-- Material supplied follows --

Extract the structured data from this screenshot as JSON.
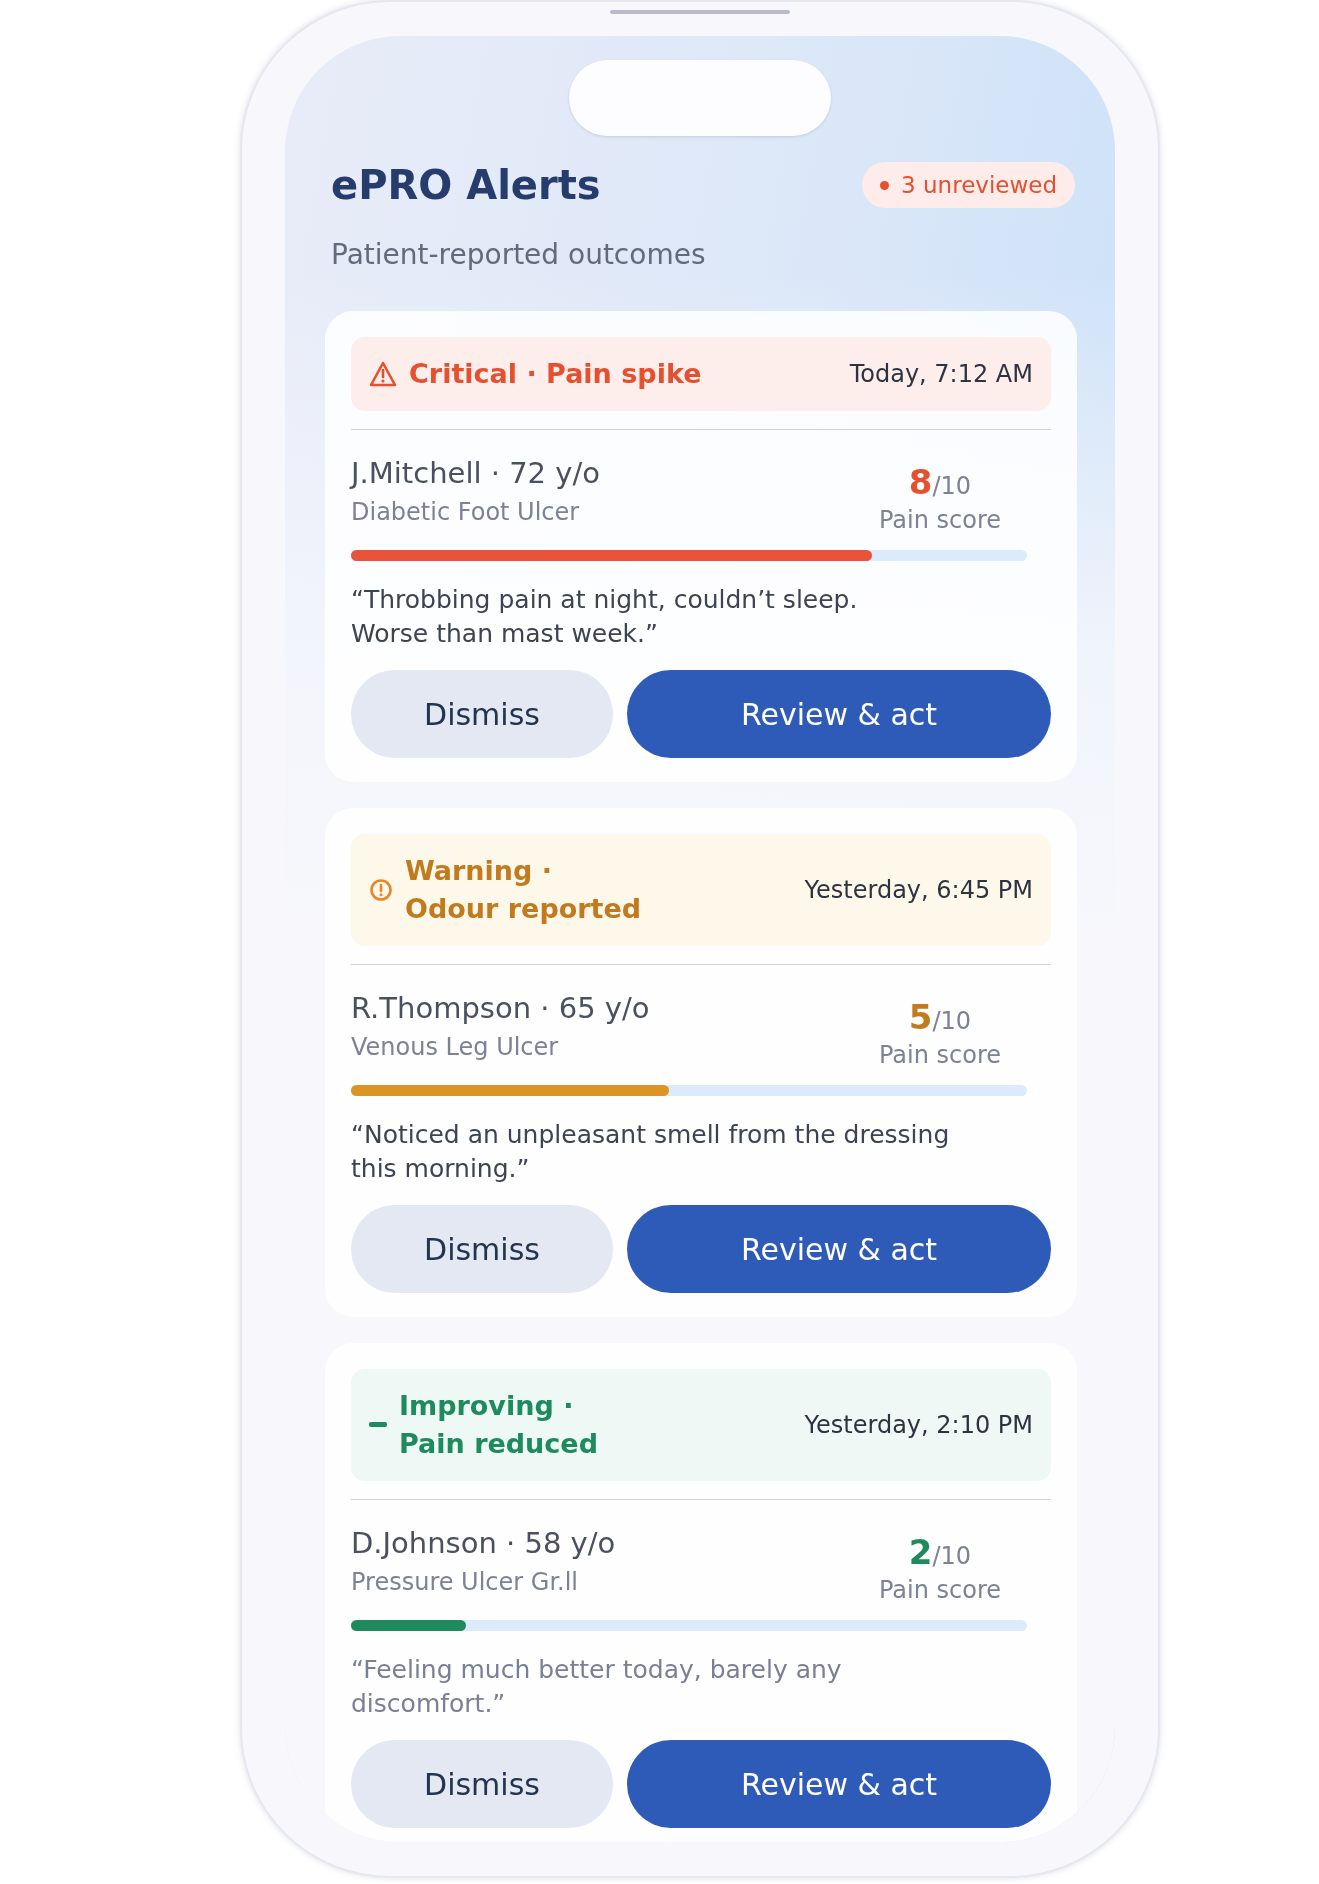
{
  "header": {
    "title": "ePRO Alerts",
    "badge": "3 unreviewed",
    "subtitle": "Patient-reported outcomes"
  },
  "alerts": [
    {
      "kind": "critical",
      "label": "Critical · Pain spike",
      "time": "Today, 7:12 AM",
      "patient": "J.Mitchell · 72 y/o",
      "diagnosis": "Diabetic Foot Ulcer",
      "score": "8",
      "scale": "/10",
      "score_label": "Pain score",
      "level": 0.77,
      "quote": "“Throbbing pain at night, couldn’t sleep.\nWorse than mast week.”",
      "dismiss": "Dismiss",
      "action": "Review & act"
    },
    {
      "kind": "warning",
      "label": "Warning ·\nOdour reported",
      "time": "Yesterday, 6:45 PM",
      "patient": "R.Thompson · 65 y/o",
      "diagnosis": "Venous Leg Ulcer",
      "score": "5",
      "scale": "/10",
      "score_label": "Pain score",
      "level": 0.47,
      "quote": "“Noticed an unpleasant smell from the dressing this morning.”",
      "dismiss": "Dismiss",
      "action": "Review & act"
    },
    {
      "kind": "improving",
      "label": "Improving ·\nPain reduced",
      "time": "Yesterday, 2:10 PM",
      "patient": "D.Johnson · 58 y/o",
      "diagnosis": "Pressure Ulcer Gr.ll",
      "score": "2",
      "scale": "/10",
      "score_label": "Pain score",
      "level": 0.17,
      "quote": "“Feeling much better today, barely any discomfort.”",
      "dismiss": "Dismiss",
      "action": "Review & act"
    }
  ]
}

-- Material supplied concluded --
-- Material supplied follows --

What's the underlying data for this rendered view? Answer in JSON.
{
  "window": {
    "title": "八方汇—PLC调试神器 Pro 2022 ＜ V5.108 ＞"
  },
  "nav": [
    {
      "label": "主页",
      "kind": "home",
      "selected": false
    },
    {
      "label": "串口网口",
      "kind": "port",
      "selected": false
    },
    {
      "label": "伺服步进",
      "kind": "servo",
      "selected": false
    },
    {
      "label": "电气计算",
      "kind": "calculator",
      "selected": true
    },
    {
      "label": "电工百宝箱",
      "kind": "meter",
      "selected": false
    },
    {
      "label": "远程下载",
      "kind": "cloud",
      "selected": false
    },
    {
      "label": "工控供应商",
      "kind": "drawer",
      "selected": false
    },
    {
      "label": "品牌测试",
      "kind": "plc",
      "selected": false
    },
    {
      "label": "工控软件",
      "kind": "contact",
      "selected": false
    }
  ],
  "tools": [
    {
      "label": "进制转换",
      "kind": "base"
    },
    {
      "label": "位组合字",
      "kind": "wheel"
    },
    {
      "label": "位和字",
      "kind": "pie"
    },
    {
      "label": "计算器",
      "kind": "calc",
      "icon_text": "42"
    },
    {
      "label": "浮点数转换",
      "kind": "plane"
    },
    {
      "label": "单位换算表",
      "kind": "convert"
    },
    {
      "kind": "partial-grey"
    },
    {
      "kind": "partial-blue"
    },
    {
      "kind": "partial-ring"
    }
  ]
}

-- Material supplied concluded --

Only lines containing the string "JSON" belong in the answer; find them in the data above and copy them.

Extract the structured data from this screenshot as JSON.
What's the underlying data for this rendered view? Answer in JSON.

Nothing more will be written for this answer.